When you’re coding a huge project in Xcode, and you’ve written all of this awesome stuff, it’s almost done, and the big release is coming soon, that’s when the worst happens:
- The hard drive that had all of your code on it dies suddenly
- You didn’t have a backup in TimeMachine
- Files become corrupted
- You remove some important code, or overwrite it, accidentally – and save over your only copy; and you don’t know how you’ll ever manage to rewrite those thousands of lines of code over again
- All of the above
This is where Subversion (called “SVN” for short) comes in handy.
What does it do? Well, in addition to storing a backup copy of your files, it is a “version control” system. This means that every time you upload a new/changed copy of something, it’s saved as a new revision of the file, not replacing the existing. All of those revisions are kept, so if you need to “roll back” to a previous version, you only need to tell the “repository” which version you want.
In practice, it’s not quite that simple. Subversion is mostly a console-based, text-only application, which is difficult for the average user. I’m holding out hope that “Versions” (a Mac SVN client) will show up soon, but it’s been in “coming soon” mode for a while. svnX is another Cocoa-based option, but difficult to use.
Fortunately, since version 1.5, Xcode has offered built-in support for Subversion. It wasn’t until more recently that they got the kinks worked out. Sure, you can use SVN for other types of files – images, binaries, and other bits of data, but code is the best use – you can “merge” changes in the text itself between revisions.

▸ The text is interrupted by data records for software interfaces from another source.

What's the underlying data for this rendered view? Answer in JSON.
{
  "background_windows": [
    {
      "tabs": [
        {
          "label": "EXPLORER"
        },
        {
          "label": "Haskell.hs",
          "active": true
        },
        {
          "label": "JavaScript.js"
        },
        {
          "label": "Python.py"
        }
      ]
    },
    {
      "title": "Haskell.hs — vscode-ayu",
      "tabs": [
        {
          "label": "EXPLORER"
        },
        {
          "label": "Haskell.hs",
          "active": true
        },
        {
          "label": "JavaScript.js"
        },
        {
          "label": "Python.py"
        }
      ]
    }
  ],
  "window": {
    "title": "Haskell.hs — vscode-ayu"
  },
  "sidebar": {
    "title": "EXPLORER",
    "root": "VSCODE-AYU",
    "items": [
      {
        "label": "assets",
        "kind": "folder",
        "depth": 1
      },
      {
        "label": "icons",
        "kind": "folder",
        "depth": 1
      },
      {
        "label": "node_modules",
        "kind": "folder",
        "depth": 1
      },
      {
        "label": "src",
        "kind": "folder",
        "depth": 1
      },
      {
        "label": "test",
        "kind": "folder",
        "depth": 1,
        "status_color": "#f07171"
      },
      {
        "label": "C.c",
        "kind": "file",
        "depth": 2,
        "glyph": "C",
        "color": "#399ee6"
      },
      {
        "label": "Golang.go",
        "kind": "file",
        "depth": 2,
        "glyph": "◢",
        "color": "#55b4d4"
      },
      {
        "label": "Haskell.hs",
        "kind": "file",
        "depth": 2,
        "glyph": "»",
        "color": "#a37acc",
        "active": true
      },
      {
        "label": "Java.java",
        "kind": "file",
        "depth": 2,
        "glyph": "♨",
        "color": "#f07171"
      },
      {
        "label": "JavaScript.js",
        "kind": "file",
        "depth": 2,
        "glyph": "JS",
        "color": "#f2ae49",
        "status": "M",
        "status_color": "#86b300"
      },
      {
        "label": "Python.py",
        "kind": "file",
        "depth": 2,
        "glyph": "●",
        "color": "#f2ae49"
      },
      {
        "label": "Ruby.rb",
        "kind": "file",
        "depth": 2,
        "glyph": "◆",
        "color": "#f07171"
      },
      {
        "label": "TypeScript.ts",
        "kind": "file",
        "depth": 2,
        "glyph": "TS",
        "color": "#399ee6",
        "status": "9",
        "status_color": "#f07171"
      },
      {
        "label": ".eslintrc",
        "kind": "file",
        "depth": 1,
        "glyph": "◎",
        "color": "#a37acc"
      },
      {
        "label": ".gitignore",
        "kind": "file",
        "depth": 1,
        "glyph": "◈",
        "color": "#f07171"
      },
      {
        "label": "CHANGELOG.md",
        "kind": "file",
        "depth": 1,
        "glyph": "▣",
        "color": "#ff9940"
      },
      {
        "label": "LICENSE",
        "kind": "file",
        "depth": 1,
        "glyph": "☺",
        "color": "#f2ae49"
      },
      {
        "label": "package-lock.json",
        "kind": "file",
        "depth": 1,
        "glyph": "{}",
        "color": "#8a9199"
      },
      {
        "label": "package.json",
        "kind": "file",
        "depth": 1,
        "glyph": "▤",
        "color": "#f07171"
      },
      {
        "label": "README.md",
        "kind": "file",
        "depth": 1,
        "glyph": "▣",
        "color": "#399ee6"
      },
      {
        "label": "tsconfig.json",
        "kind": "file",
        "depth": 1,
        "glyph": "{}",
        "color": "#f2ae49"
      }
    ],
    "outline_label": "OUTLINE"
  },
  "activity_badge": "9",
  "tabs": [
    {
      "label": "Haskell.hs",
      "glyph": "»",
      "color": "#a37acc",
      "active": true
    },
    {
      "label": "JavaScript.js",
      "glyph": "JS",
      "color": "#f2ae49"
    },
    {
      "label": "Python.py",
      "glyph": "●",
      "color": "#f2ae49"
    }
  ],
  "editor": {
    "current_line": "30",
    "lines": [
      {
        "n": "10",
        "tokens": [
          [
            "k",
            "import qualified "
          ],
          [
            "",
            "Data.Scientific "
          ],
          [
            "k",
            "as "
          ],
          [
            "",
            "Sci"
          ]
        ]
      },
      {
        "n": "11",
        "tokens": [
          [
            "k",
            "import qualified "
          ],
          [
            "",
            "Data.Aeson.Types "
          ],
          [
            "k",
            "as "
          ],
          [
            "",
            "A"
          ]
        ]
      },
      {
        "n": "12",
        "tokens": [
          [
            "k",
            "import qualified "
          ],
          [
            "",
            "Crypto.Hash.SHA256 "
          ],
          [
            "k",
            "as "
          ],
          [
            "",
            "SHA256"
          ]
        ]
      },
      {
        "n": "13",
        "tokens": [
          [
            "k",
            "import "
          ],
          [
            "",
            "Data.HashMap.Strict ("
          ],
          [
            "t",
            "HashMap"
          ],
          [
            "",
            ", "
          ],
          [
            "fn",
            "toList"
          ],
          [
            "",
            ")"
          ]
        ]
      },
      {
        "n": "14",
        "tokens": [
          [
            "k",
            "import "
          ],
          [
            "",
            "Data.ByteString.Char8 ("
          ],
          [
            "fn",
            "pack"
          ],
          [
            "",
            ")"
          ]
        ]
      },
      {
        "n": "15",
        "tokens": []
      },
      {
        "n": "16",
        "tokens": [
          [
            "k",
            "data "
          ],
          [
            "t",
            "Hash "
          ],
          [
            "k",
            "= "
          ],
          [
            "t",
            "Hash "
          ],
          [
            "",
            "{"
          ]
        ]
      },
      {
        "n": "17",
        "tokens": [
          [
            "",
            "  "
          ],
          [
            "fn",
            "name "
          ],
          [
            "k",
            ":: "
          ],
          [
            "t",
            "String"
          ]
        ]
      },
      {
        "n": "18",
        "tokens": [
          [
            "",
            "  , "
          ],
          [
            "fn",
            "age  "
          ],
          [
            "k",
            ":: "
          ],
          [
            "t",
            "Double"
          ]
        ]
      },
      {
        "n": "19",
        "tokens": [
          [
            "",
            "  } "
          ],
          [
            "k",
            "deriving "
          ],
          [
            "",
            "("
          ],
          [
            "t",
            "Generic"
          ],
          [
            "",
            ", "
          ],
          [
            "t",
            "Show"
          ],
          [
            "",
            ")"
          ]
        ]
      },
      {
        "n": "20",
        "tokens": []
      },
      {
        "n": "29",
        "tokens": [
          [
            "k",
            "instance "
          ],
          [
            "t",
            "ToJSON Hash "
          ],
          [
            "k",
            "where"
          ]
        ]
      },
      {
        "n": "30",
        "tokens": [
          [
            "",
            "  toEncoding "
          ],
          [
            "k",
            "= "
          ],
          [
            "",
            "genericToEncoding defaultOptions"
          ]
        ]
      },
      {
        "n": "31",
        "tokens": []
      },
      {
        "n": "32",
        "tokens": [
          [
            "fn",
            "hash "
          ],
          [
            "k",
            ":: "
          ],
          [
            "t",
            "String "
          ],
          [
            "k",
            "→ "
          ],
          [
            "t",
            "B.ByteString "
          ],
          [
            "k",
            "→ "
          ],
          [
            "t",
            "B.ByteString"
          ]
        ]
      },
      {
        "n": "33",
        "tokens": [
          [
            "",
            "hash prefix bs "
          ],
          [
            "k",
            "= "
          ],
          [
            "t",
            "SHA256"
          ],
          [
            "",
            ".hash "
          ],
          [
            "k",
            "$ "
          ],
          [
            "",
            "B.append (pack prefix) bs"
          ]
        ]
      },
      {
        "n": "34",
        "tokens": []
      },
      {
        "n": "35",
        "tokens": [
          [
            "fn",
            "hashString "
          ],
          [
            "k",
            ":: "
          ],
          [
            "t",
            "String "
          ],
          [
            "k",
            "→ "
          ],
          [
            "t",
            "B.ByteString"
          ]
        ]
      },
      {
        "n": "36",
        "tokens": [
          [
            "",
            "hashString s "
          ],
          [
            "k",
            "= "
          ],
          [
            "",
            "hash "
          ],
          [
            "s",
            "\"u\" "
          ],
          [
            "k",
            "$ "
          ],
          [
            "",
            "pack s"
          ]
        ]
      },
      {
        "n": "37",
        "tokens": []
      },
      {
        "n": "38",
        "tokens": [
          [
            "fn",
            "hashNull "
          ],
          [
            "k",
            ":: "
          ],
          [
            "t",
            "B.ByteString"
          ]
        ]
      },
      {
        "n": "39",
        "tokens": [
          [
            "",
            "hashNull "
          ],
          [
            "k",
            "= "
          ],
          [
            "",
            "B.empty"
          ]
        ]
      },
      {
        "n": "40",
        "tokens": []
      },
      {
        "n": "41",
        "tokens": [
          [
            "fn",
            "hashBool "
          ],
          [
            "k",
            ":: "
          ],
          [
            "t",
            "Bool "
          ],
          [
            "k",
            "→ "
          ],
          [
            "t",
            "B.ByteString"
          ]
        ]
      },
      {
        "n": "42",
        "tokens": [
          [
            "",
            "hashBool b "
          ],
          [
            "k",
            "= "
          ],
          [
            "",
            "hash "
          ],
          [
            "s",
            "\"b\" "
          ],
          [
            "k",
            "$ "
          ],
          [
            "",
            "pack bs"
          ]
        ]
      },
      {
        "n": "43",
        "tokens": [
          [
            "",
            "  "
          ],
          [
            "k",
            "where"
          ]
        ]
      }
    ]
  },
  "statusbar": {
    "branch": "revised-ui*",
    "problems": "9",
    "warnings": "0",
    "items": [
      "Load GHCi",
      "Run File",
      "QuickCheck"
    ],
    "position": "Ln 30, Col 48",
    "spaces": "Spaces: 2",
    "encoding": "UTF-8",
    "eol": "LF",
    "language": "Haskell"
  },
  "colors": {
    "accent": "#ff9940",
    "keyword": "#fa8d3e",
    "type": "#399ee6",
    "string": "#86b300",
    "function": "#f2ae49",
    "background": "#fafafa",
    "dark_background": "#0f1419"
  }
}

One thing that is important to note: you’ll need a “host” for your SVN repository. This can be your local machine (works on any Mac, Linux, or Windows box), but it’s easiest to find a server provider on the web somewhere. That allows for other people to access it (if needed), and it’s a safe, off-site backup. I’m using it to keep multiple computers “synced” with the latest copy of code.
I can recommend VersionShelf as a host; I’ve been using them for a little bit (still in my 30-day trial). There are others out there – if you know of a better one, please note it in the comments.
Once you create a repository, you must upload the project the first time using the console or some other safe SVN client. Xcode doesn’t work for the initial upload. You’ll then need to download a “working copy” from the repository to begin using SVN properly.
How to upload (you’ll need to understand basic Unix terminal commands for this part):
(if you haven’t already, you’ll need to install the SVN client – get it here)
- Open Terminal from
svn import localpath subversionpath -m "Initial import", where localpath is the directory containing your Xcode project that you wish to upload, and the subversionpath is the destination directory of your subversion repository that you set up
It will most likely ask for your password. Once that’s done, you’ll need to re-download the files that you just uploaded, so that they’re set as a “working copy”.
Fortunately, you can do this with Xcode.
- Open Xcode, and click “Preferences” under the “Xcode menu…
- Choose the “SCM” tab.
- Click the addition sign button under the “Repositories” list to create a new entry.
- Type any name you want in the “Name” field, and type in the information your SVN provider gave you for the URL, user, and password fields. Xcode should be able to fill in the boxes in between, usually.
- Click OK.
- If the “Repositories” window doesn’t appear, get it from the “SCM” menu.
- Choose your new repository from the list. You should see a file browser… file the folder that you just uploaded. Click it, and click the “Checkout” button in the toolbar.
- It will ask you where to save it. I don’t recommend overwriting the old copy – put it somewhere else for safe keeping.
Once you’ve downloaded the new copy, you will from then on work with it – don’t use your old one. SVN makes some hidden changes to the files to make them work for versioning.
Now when you edit and save files, you’ll see letters on the left side of the “Groups & Files” list in Xcode, marking directories and files. “M” means modifications have been made to your local “working copy” that you must “commit” to the repository. “U” means the repository has been updated, and you’ll need to update your now out-of-date local working copy.
For more on Subversion, and how it works, check out the free online book from O’Reily.
I’m exploring automated builds (and exporting those builds to a template DMG automatically), and I’ll see if I can come up with a tutorial once I figure it out.